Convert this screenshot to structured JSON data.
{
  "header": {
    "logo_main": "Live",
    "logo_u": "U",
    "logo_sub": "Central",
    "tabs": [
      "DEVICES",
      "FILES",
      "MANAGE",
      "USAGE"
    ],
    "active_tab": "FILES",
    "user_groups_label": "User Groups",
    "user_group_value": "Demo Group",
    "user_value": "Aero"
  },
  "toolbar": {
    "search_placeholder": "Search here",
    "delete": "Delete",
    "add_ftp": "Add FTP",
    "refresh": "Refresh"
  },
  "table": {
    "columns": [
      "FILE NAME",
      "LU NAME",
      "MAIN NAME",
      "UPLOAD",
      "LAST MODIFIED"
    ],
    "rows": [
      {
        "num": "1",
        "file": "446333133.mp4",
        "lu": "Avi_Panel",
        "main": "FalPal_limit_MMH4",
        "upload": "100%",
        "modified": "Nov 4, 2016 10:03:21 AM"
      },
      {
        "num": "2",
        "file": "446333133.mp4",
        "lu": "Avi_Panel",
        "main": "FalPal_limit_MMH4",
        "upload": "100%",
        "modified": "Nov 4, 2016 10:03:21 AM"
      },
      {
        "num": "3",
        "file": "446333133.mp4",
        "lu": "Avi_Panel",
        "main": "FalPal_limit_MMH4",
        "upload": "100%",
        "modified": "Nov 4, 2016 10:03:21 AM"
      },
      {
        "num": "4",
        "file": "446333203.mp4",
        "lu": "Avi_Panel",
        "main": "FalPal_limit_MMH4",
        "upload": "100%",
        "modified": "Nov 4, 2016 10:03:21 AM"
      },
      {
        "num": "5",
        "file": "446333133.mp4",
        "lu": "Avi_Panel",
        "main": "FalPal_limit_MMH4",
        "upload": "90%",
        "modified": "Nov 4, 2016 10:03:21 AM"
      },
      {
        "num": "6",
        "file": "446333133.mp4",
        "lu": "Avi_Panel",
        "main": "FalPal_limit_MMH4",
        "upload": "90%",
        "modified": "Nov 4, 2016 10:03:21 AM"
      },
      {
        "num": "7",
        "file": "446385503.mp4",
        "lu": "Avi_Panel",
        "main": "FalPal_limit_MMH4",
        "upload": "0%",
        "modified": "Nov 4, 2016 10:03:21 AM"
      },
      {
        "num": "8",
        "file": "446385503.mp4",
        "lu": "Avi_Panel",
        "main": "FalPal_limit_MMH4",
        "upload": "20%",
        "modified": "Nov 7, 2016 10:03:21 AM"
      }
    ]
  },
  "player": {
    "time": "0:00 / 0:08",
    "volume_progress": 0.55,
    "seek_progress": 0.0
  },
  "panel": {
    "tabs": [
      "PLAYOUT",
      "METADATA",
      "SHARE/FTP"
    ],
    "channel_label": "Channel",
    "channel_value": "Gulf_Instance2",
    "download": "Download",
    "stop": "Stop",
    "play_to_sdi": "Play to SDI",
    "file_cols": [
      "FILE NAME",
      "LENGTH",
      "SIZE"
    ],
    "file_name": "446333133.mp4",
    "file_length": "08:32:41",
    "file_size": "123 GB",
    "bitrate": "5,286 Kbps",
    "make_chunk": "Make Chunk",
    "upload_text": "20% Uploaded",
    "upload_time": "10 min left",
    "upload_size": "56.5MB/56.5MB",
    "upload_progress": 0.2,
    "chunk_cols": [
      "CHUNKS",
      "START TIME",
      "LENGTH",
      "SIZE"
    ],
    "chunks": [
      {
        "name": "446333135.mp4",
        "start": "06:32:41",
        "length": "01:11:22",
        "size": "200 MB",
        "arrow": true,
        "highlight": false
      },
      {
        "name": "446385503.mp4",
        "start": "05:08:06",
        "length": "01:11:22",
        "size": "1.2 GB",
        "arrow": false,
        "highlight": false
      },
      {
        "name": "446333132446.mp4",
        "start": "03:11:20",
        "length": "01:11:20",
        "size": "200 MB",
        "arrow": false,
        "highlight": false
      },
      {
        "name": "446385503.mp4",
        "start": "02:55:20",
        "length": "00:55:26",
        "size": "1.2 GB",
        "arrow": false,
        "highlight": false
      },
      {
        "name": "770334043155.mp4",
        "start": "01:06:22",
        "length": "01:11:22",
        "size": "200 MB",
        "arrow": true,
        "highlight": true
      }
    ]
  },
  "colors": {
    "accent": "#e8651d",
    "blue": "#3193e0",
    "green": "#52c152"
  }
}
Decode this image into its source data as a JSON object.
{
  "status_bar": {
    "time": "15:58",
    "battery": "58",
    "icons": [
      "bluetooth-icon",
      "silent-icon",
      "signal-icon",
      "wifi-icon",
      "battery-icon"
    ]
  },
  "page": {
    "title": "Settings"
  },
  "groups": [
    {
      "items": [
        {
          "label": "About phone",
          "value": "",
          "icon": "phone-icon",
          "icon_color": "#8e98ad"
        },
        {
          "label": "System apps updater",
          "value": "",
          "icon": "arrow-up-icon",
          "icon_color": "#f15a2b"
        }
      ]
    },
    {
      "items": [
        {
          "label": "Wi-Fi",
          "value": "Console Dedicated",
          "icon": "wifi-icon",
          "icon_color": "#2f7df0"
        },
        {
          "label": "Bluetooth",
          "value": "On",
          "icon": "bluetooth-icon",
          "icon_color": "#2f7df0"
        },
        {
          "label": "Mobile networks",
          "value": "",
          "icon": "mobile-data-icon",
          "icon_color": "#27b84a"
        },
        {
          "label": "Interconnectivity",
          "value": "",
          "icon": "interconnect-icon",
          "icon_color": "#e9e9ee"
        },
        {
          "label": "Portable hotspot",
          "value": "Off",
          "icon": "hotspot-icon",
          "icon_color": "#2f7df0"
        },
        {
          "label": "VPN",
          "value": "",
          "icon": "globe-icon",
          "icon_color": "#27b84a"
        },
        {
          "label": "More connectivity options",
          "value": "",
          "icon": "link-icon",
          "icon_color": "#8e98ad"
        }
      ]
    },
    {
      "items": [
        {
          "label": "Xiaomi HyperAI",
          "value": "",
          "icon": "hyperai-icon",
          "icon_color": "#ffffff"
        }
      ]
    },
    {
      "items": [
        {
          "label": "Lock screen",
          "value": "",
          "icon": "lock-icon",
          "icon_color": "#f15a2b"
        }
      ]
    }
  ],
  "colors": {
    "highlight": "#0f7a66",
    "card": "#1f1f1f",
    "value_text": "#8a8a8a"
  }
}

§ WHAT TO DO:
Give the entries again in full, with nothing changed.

§ TASK SOLUTION:
Convert this screenshot to structured JSON data.
{
  "header": {
    "logo_main": "Live",
    "logo_u": "U",
    "logo_sub": "Central",
    "tabs": [
      "DEVICES",
      "FILES",
      "MANAGE",
      "USAGE"
    ],
    "active_tab": "FILES",
    "user_groups_label": "User Groups",
    "user_group_value": "Demo Group",
    "user_value": "Aero"
  },
  "toolbar": {
    "search_placeholder": "Search here",
    "delete": "Delete",
    "add_ftp": "Add FTP",
    "refresh": "Refresh"
  },
  "table": {
    "columns": [
      "FILE NAME",
      "LU NAME",
      "MAIN NAME",
      "UPLOAD",
      "LAST MODIFIED"
    ],
    "rows": [
      {
        "num": "1",
        "file": "446333133.mp4",
        "lu": "Avi_Panel",
        "main": "FalPal_limit_MMH4",
        "upload": "100%",
        "modified": "Nov 4, 2016 10:03:21 AM"
      },
      {
        "num": "2",
        "file": "446333133.mp4",
        "lu": "Avi_Panel",
        "main": "FalPal_limit_MMH4",
        "upload": "100%",
        "modified": "Nov 4, 2016 10:03:21 AM"
      },
      {
        "num": "3",
        "file": "446333133.mp4",
        "lu": "Avi_Panel",
        "main": "FalPal_limit_MMH4",
        "upload": "100%",
        "modified": "Nov 4, 2016 10:03:21 AM"
      },
      {
        "num": "4",
        "file": "446333203.mp4",
        "lu": "Avi_Panel",
        "main": "FalPal_limit_MMH4",
        "upload": "100%",
        "modified": "Nov 4, 2016 10:03:21 AM"
      },
      {
        "num": "5",
        "file": "446333133.mp4",
        "lu": "Avi_Panel",
        "main": "FalPal_limit_MMH4",
        "upload": "90%",
        "modified": "Nov 4, 2016 10:03:21 AM"
      },
      {
        "num": "6",
        "file": "446333133.mp4",
        "lu": "Avi_Panel",
        "main": "FalPal_limit_MMH4",
        "upload": "90%",
        "modified": "Nov 4, 2016 10:03:21 AM"
      },
      {
        "num": "7",
        "file": "446385503.mp4",
        "lu": "Avi_Panel",
        "main": "FalPal_limit_MMH4",
        "upload": "0%",
        "modified": "Nov 4, 2016 10:03:21 AM"
      },
      {
        "num": "8",
        "file": "446385503.mp4",
        "lu": "Avi_Panel",
        "main": "FalPal_limit_MMH4",
        "upload": "20%",
        "modified": "Nov 7, 2016 10:03:21 AM"
      }
    ]
  },
  "player": {
    "time": "0:00 / 0:08",
    "volume_progress": 0.55,
    "seek_progress": 0.0
  },
  "panel": {
    "tabs": [
      "PLAYOUT",
      "METADATA",
      "SHARE/FTP"
    ],
    "channel_label": "Channel",
    "channel_value": "Gulf_Instance2",
    "download": "Download",
    "stop": "Stop",
    "play_to_sdi": "Play to SDI",
    "file_cols": [
      "FILE NAME",
      "LENGTH",
      "SIZE"
    ],
    "file_name": "446333133.mp4",
    "file_length": "08:32:41",
    "file_size": "123 GB",
    "bitrate": "5,286 Kbps",
    "make_chunk": "Make Chunk",
    "upload_text": "20% Uploaded",
    "upload_time": "10 min left",
    "upload_size": "56.5MB/56.5MB",
    "upload_progress": 0.2,
    "chunk_cols": [
      "CHUNKS",
      "START TIME",
      "LENGTH",
      "SIZE"
    ],
    "chunks": [
      {
        "name": "446333135.mp4",
        "start": "06:32:41",
        "length": "01:11:22",
        "size": "200 MB",
        "arrow": true,
        "highlight": false
      },
      {
        "name": "446385503.mp4",
        "start": "05:08:06",
        "length": "01:11:22",
        "size": "1.2 GB",
        "arrow": false,
        "highlight": false
      },
      {
        "name": "446333132446.mp4",
        "start": "03:11:20",
        "length": "01:11:20",
        "size": "200 MB",
        "arrow": false,
        "highlight": false
      },
      {
        "name": "446385503.mp4",
        "start": "02:55:20",
        "length": "00:55:26",
        "size": "1.2 GB",
        "arrow": false,
        "highlight": false
      },
      {
        "name": "770334043155.mp4",
        "start": "01:06:22",
        "length": "01:11:22",
        "size": "200 MB",
        "arrow": true,
        "highlight": true
      }
    ]
  },
  "colors": {
    "accent": "#e8651d",
    "blue": "#3193e0",
    "green": "#52c152"
  }
}
Decode this image into its source data as a JSON object.
{
  "status_bar": {
    "time": "15:58",
    "battery": "58",
    "icons": [
      "bluetooth-icon",
      "silent-icon",
      "signal-icon",
      "wifi-icon",
      "battery-icon"
    ]
  },
  "page": {
    "title": "Settings"
  },
  "groups": [
    {
      "items": [
        {
          "label": "About phone",
          "value": "",
          "icon": "phone-icon",
          "icon_color": "#8e98ad"
        },
        {
          "label": "System apps updater",
          "value": "",
          "icon": "arrow-up-icon",
          "icon_color": "#f15a2b"
        }
      ]
    },
    {
      "items": [
        {
          "label": "Wi-Fi",
          "value": "Console Dedicated",
          "icon": "wifi-icon",
          "icon_color": "#2f7df0"
        },
        {
          "label": "Bluetooth",
          "value": "On",
          "icon": "bluetooth-icon",
          "icon_color": "#2f7df0"
        },
        {
          "label": "Mobile networks",
          "value": "",
          "icon": "mobile-data-icon",
          "icon_color": "#27b84a"
        },
        {
          "label": "Interconnectivity",
          "value": "",
          "icon": "interconnect-icon",
          "icon_color": "#e9e9ee"
        },
        {
          "label": "Portable hotspot",
          "value": "Off",
          "icon": "hotspot-icon",
          "icon_color": "#2f7df0"
        },
        {
          "label": "VPN",
          "value": "",
          "icon": "globe-icon",
          "icon_color": "#27b84a"
        },
        {
          "label": "More connectivity options",
          "value": "",
          "icon": "link-icon",
          "icon_color": "#8e98ad"
        }
      ]
    },
    {
      "items": [
        {
          "label": "Xiaomi HyperAI",
          "value": "",
          "icon": "hyperai-icon",
          "icon_color": "#ffffff"
        }
      ]
    },
    {
      "items": [
        {
          "label": "Lock screen",
          "value": "",
          "icon": "lock-icon",
          "icon_color": "#f15a2b"
        }
      ]
    }
  ],
  "colors": {
    "highlight": "#0f7a66",
    "card": "#1f1f1f",
    "value_text": "#8a8a8a"
  }
}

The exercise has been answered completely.